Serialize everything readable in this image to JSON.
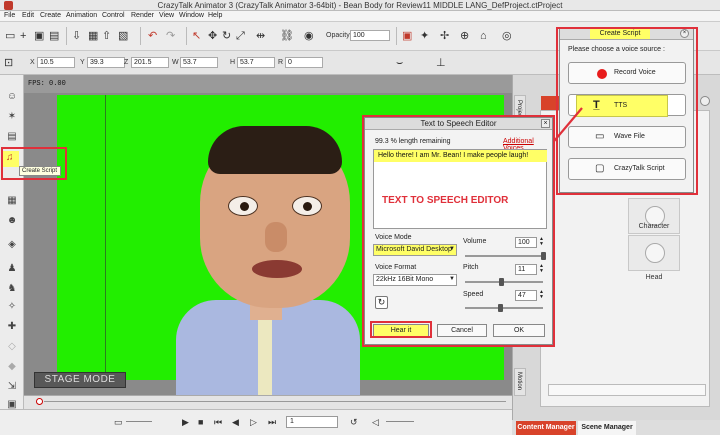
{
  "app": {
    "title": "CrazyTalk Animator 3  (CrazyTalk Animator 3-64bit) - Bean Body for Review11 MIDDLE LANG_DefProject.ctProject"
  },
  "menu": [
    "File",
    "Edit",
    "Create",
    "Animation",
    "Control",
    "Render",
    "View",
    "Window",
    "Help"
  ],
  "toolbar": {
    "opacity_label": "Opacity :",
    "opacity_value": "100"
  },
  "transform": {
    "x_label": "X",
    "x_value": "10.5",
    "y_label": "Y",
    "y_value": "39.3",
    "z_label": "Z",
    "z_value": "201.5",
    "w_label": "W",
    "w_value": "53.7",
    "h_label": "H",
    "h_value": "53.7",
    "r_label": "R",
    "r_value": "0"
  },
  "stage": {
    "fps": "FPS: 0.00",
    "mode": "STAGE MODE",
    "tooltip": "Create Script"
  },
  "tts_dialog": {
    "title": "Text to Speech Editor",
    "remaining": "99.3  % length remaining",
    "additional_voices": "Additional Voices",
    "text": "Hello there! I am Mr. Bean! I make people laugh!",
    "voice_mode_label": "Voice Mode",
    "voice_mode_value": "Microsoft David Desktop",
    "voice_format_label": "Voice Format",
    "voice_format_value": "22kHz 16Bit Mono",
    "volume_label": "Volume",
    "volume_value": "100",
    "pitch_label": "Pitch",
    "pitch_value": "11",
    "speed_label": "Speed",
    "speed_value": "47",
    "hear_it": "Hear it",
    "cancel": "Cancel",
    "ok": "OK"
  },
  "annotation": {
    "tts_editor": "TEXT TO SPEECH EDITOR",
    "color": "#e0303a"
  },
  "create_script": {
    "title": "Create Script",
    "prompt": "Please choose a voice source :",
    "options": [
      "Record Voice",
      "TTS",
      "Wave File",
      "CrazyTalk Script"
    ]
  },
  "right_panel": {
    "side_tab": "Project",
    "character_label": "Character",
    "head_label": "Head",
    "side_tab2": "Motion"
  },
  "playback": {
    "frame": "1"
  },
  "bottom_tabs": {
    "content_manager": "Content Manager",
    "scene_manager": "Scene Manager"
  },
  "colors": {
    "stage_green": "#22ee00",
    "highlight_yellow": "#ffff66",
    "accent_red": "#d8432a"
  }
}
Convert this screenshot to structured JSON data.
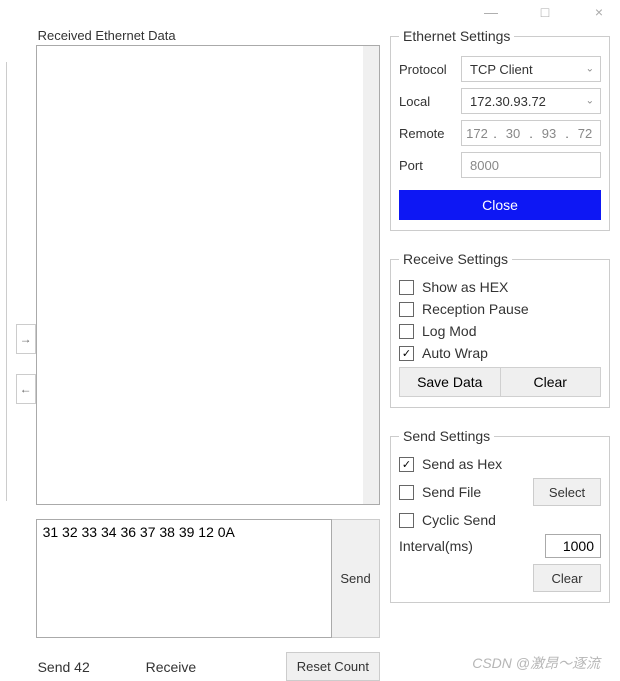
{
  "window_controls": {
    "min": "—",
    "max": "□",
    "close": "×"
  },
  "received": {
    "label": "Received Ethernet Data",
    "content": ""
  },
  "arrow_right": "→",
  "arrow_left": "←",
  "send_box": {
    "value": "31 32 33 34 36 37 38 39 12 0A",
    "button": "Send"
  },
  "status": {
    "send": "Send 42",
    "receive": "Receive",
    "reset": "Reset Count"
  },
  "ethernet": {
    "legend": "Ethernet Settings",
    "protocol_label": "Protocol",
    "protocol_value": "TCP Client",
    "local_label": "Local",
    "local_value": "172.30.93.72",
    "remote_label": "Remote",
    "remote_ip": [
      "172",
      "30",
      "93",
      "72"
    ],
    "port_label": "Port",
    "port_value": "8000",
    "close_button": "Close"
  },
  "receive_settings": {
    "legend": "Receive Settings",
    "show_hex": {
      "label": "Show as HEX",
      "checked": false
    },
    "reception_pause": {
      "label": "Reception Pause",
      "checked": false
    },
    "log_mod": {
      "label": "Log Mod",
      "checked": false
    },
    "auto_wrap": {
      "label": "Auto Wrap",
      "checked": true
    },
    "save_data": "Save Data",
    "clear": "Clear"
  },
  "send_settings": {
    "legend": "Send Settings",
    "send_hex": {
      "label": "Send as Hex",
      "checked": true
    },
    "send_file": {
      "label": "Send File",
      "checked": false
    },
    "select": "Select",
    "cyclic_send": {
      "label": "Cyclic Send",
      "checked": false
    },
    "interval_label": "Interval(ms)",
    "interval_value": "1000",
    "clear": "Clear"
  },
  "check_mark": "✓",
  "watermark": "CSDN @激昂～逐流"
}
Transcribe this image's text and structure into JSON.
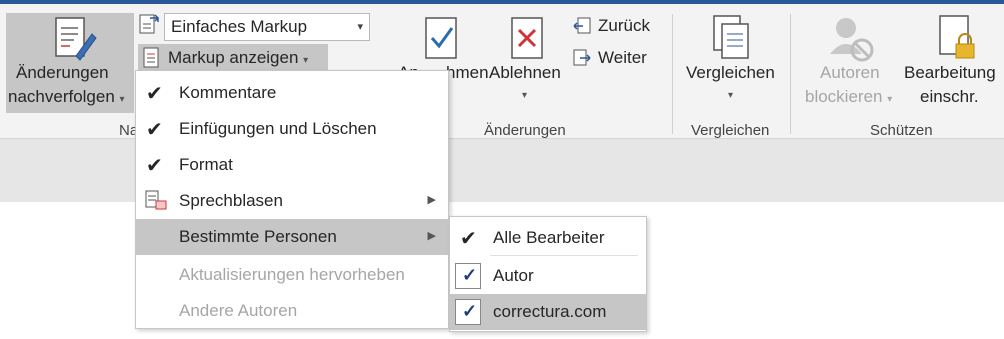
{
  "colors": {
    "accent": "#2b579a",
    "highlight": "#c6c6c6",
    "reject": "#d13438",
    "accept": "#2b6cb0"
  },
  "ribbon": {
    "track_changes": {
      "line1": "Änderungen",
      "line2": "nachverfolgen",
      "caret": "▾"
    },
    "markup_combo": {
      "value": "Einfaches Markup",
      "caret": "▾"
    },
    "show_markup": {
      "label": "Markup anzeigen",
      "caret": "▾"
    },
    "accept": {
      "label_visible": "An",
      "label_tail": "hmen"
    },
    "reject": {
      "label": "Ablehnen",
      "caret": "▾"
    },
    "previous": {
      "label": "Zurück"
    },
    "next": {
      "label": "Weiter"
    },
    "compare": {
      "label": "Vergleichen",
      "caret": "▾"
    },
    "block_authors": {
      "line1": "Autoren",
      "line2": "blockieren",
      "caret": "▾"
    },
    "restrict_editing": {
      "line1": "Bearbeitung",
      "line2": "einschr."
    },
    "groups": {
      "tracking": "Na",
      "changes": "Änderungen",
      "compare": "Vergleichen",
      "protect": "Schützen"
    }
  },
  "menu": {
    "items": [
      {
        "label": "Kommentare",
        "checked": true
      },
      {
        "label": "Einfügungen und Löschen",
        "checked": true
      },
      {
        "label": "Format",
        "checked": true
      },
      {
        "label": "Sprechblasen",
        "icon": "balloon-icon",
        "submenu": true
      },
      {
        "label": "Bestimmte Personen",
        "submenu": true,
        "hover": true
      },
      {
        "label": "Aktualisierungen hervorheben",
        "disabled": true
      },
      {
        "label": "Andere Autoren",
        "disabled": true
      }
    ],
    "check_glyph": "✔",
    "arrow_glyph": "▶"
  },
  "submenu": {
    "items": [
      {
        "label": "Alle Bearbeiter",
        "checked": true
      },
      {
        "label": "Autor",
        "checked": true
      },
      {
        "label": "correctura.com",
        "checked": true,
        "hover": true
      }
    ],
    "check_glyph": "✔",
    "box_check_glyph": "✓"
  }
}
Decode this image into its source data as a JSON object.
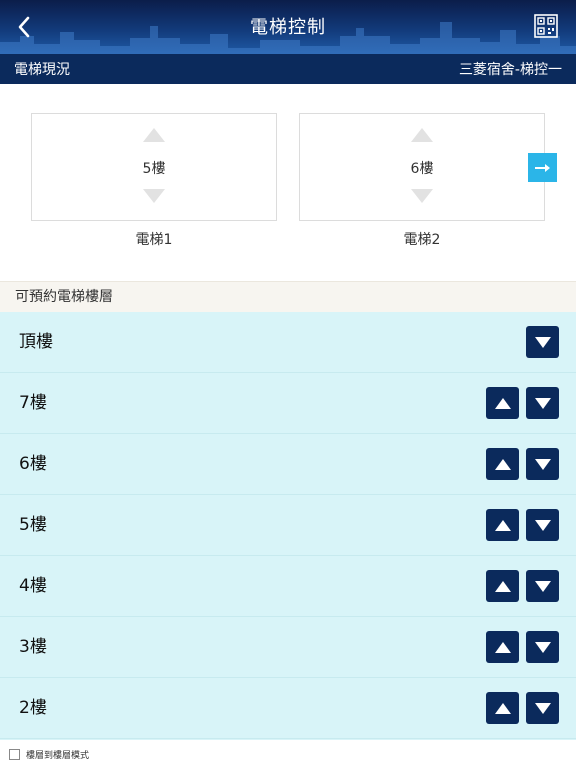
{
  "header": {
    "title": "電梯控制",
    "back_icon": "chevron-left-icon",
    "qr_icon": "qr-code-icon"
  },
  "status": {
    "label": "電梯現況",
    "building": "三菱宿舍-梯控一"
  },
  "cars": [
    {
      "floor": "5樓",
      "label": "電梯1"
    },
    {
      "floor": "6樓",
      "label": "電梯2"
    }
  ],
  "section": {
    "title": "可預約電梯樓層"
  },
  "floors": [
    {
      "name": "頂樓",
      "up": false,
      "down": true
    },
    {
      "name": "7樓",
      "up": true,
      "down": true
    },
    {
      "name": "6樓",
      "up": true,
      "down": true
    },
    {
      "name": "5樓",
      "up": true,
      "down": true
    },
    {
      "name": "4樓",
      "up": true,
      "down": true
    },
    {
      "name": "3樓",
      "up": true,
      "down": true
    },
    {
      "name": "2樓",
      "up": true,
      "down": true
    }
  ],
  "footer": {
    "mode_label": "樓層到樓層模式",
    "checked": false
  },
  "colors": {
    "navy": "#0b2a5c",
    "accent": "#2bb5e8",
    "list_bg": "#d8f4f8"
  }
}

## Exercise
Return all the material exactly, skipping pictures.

## Answer to this exercise
Serialize everything readable in this image to JSON.
{
  "app": {
    "title": "CrazyTalk Animator 3  (CrazyTalk Animator 3-64bit) - Bean Body for Review11 MIDDLE LANG_DefProject.ctProject"
  },
  "menu": [
    "File",
    "Edit",
    "Create",
    "Animation",
    "Control",
    "Render",
    "View",
    "Window",
    "Help"
  ],
  "toolbar": {
    "opacity_label": "Opacity :",
    "opacity_value": "100"
  },
  "transform": {
    "x_label": "X",
    "x_value": "10.5",
    "y_label": "Y",
    "y_value": "39.3",
    "z_label": "Z",
    "z_value": "201.5",
    "w_label": "W",
    "w_value": "53.7",
    "h_label": "H",
    "h_value": "53.7",
    "r_label": "R",
    "r_value": "0"
  },
  "stage": {
    "fps": "FPS: 0.00",
    "mode": "STAGE MODE",
    "tooltip": "Create Script"
  },
  "tts_dialog": {
    "title": "Text to Speech Editor",
    "remaining": "99.3  % length remaining",
    "additional_voices": "Additional Voices",
    "text": "Hello there! I am Mr. Bean! I make people laugh!",
    "voice_mode_label": "Voice Mode",
    "voice_mode_value": "Microsoft David Desktop",
    "voice_format_label": "Voice Format",
    "voice_format_value": "22kHz 16Bit Mono",
    "volume_label": "Volume",
    "volume_value": "100",
    "pitch_label": "Pitch",
    "pitch_value": "11",
    "speed_label": "Speed",
    "speed_value": "47",
    "hear_it": "Hear it",
    "cancel": "Cancel",
    "ok": "OK"
  },
  "annotation": {
    "tts_editor": "TEXT TO SPEECH EDITOR",
    "color": "#e0303a"
  },
  "create_script": {
    "title": "Create Script",
    "prompt": "Please choose a voice source :",
    "options": [
      "Record Voice",
      "TTS",
      "Wave File",
      "CrazyTalk Script"
    ]
  },
  "right_panel": {
    "side_tab": "Project",
    "character_label": "Character",
    "head_label": "Head",
    "side_tab2": "Motion"
  },
  "playback": {
    "frame": "1"
  },
  "bottom_tabs": {
    "content_manager": "Content Manager",
    "scene_manager": "Scene Manager"
  },
  "colors": {
    "stage_green": "#22ee00",
    "highlight_yellow": "#ffff66",
    "accent_red": "#d8432a"
  }
}
Convert this screenshot to structured JSON data.
{
  "window_controls": {
    "min": "—",
    "max": "□",
    "close": "×"
  },
  "received": {
    "label": "Received Ethernet Data",
    "content": ""
  },
  "arrow_right": "→",
  "arrow_left": "←",
  "send_box": {
    "value": "31 32 33 34 36 37 38 39 12 0A",
    "button": "Send"
  },
  "status": {
    "send": "Send 42",
    "receive": "Receive",
    "reset": "Reset Count"
  },
  "ethernet": {
    "legend": "Ethernet Settings",
    "protocol_label": "Protocol",
    "protocol_value": "TCP Client",
    "local_label": "Local",
    "local_value": "172.30.93.72",
    "remote_label": "Remote",
    "remote_ip": [
      "172",
      "30",
      "93",
      "72"
    ],
    "port_label": "Port",
    "port_value": "8000",
    "close_button": "Close"
  },
  "receive_settings": {
    "legend": "Receive Settings",
    "show_hex": {
      "label": "Show as HEX",
      "checked": false
    },
    "reception_pause": {
      "label": "Reception Pause",
      "checked": false
    },
    "log_mod": {
      "label": "Log Mod",
      "checked": false
    },
    "auto_wrap": {
      "label": "Auto Wrap",
      "checked": true
    },
    "save_data": "Save Data",
    "clear": "Clear"
  },
  "send_settings": {
    "legend": "Send Settings",
    "send_hex": {
      "label": "Send as Hex",
      "checked": true
    },
    "send_file": {
      "label": "Send File",
      "checked": false
    },
    "select": "Select",
    "cyclic_send": {
      "label": "Cyclic Send",
      "checked": false
    },
    "interval_label": "Interval(ms)",
    "interval_value": "1000",
    "clear": "Clear"
  },
  "check_mark": "✓",
  "watermark": "CSDN @激昂～逐流"
}
Transcribe this image's text and structure into JSON.
{
  "colors": {
    "accent": "#2b579a",
    "highlight": "#c6c6c6",
    "reject": "#d13438",
    "accept": "#2b6cb0"
  },
  "ribbon": {
    "track_changes": {
      "line1": "Änderungen",
      "line2": "nachverfolgen",
      "caret": "▾"
    },
    "markup_combo": {
      "value": "Einfaches Markup",
      "caret": "▾"
    },
    "show_markup": {
      "label": "Markup anzeigen",
      "caret": "▾"
    },
    "accept": {
      "label_visible": "An",
      "label_tail": "hmen"
    },
    "reject": {
      "label": "Ablehnen",
      "caret": "▾"
    },
    "previous": {
      "label": "Zurück"
    },
    "next": {
      "label": "Weiter"
    },
    "compare": {
      "label": "Vergleichen",
      "caret": "▾"
    },
    "block_authors": {
      "line1": "Autoren",
      "line2": "blockieren",
      "caret": "▾"
    },
    "restrict_editing": {
      "line1": "Bearbeitung",
      "line2": "einschr."
    },
    "groups": {
      "tracking": "Na",
      "changes": "Änderungen",
      "compare": "Vergleichen",
      "protect": "Schützen"
    }
  },
  "menu": {
    "items": [
      {
        "label": "Kommentare",
        "checked": true
      },
      {
        "label": "Einfügungen und Löschen",
        "checked": true
      },
      {
        "label": "Format",
        "checked": true
      },
      {
        "label": "Sprechblasen",
        "icon": "balloon-icon",
        "submenu": true
      },
      {
        "label": "Bestimmte Personen",
        "submenu": true,
        "hover": true
      },
      {
        "label": "Aktualisierungen hervorheben",
        "disabled": true
      },
      {
        "label": "Andere Autoren",
        "disabled": true
      }
    ],
    "check_glyph": "✔",
    "arrow_glyph": "▶"
  },
  "submenu": {
    "items": [
      {
        "label": "Alle Bearbeiter",
        "checked": true
      },
      {
        "label": "Autor",
        "checked": true
      },
      {
        "label": "correctura.com",
        "checked": true,
        "hover": true
      }
    ],
    "check_glyph": "✔",
    "box_check_glyph": "✓"
  }
}
Decode this image into its source data as a JSON object.
{
  "header": {
    "title": "電梯控制",
    "back_icon": "chevron-left-icon",
    "qr_icon": "qr-code-icon"
  },
  "status": {
    "label": "電梯現況",
    "building": "三菱宿舍-梯控一"
  },
  "cars": [
    {
      "floor": "5樓",
      "label": "電梯1"
    },
    {
      "floor": "6樓",
      "label": "電梯2"
    }
  ],
  "section": {
    "title": "可預約電梯樓層"
  },
  "floors": [
    {
      "name": "頂樓",
      "up": false,
      "down": true
    },
    {
      "name": "7樓",
      "up": true,
      "down": true
    },
    {
      "name": "6樓",
      "up": true,
      "down": true
    },
    {
      "name": "5樓",
      "up": true,
      "down": true
    },
    {
      "name": "4樓",
      "up": true,
      "down": true
    },
    {
      "name": "3樓",
      "up": true,
      "down": true
    },
    {
      "name": "2樓",
      "up": true,
      "down": true
    }
  ],
  "footer": {
    "mode_label": "樓層到樓層模式",
    "checked": false
  },
  "colors": {
    "navy": "#0b2a5c",
    "accent": "#2bb5e8",
    "list_bg": "#d8f4f8"
  }
}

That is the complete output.